What is expected — Copy every line in the records below that contains the word "БЛОК".

Dataset records —
-----

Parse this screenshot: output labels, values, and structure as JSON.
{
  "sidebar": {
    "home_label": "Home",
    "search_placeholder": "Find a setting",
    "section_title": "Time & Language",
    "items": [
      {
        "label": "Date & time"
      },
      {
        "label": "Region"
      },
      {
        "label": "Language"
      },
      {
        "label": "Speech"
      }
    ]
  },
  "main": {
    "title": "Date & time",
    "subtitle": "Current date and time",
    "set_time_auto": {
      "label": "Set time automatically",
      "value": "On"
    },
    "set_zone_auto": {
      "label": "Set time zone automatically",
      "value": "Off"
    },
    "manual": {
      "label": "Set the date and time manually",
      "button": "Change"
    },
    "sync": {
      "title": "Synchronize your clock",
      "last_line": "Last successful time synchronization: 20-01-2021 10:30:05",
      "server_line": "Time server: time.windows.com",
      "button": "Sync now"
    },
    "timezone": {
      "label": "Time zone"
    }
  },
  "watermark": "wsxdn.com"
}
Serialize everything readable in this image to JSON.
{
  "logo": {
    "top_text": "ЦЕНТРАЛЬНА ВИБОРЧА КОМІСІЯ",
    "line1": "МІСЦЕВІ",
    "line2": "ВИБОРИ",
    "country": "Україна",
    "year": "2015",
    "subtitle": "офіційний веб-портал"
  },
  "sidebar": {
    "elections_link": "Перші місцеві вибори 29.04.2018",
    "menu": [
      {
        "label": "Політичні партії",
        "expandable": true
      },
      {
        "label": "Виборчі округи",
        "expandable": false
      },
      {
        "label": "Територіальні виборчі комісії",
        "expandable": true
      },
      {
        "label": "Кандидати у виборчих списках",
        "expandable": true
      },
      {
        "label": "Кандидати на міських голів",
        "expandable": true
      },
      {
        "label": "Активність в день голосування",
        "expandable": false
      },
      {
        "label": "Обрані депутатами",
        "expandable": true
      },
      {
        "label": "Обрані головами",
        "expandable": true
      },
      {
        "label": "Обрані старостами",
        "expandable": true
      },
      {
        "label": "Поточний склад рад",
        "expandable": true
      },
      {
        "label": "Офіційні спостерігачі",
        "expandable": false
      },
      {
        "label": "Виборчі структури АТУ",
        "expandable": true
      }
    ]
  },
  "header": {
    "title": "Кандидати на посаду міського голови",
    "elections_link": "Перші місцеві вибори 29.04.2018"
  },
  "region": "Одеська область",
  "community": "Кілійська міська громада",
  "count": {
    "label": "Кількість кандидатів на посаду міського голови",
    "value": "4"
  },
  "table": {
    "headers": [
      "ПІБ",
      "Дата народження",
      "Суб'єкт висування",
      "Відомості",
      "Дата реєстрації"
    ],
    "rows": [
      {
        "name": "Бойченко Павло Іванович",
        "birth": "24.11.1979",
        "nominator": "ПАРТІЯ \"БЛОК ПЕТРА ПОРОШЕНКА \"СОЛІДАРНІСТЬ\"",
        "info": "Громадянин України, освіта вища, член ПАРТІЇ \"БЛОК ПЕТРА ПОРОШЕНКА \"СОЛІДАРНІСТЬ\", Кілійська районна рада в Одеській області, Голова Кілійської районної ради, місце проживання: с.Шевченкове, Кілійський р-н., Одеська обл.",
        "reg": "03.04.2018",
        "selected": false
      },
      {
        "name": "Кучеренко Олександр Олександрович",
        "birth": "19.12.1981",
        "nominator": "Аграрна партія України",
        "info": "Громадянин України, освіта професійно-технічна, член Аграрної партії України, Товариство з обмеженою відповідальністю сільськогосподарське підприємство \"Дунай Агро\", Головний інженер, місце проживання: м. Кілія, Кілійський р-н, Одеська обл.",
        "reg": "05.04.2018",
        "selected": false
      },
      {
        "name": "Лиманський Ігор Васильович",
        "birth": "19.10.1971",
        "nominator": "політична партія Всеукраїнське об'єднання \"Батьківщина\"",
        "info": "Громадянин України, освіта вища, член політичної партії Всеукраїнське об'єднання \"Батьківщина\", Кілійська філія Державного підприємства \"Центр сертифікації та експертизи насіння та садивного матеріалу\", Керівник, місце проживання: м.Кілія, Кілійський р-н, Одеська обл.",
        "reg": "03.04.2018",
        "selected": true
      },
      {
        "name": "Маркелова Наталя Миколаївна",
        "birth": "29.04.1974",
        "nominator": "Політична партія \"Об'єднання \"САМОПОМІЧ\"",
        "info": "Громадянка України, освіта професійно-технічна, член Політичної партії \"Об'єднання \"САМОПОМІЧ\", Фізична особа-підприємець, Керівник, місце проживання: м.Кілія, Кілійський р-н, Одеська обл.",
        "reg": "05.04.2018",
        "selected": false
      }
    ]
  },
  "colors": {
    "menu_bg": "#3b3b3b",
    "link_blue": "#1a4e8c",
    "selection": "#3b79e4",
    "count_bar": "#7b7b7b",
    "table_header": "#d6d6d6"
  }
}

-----

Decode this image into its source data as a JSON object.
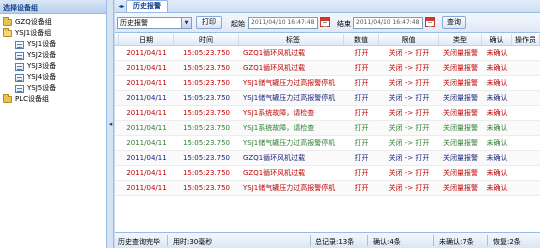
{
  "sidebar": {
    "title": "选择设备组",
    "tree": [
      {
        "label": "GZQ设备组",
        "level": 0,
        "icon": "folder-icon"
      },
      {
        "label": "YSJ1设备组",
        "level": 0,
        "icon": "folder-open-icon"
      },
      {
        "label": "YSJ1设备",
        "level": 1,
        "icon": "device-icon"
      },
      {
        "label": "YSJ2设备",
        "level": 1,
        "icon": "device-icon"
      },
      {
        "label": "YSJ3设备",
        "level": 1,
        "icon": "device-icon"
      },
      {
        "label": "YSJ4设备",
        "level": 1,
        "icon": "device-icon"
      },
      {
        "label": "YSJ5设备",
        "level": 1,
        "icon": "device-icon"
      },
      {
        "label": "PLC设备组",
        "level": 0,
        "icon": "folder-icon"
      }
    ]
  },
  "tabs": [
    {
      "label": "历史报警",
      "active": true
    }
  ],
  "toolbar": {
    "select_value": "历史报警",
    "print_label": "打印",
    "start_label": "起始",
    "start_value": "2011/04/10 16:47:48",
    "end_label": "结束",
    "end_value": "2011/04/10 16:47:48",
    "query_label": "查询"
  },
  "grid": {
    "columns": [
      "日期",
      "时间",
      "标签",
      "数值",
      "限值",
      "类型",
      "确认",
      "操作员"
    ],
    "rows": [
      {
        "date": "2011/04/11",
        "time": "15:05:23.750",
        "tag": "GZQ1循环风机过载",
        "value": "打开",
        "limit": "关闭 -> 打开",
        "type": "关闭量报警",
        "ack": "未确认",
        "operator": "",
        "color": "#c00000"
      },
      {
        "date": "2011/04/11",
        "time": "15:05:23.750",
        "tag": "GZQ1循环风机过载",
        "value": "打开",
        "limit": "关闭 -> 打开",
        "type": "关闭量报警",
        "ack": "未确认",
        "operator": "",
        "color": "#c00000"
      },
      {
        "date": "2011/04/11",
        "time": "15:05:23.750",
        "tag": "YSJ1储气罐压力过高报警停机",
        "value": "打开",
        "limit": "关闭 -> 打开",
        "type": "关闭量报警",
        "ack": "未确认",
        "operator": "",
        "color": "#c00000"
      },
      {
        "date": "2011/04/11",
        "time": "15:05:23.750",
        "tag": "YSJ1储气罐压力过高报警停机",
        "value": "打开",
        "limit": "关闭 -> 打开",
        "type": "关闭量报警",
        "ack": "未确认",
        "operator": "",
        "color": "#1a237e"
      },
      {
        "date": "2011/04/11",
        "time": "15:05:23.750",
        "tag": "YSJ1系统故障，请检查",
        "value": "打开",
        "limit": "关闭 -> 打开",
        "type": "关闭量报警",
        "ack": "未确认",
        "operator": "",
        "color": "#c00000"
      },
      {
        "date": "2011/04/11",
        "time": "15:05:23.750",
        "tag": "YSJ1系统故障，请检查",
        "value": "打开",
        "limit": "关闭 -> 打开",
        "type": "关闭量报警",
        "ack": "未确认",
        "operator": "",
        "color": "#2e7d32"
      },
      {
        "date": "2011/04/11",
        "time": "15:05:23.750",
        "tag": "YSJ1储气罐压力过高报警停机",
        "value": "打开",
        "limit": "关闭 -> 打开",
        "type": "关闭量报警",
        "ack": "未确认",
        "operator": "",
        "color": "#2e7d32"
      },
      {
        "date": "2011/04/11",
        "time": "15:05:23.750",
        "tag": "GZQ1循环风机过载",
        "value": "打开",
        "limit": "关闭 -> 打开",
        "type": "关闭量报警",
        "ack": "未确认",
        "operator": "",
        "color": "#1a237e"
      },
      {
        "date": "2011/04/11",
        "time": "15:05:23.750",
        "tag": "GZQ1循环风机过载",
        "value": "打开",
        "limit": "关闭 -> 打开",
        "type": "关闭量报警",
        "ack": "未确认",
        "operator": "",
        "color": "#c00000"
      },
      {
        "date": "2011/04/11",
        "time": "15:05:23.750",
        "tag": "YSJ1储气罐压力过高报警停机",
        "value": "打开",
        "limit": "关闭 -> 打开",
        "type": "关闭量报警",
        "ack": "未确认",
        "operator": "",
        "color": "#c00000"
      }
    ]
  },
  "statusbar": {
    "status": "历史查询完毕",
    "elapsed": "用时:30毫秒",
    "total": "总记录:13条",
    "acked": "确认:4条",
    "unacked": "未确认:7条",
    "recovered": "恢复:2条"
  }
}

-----

Reply to the exercise —
        "nominator": "ПАРТІЯ \"БЛОК ПЕТРА ПОРОШЕНКА \"СОЛІДАРНІСТЬ\"",
        "info": "Громадянин України, освіта вища, член ПАРТІЇ \"БЛОК ПЕТРА ПОРОШЕНКА \"СОЛІДАРНІСТЬ\", Кілійська районна рада в Одеській області, Голова Кілійської районної ради, місце проживання: с.Шевченкове, Кілійський р-н., Одеська обл.",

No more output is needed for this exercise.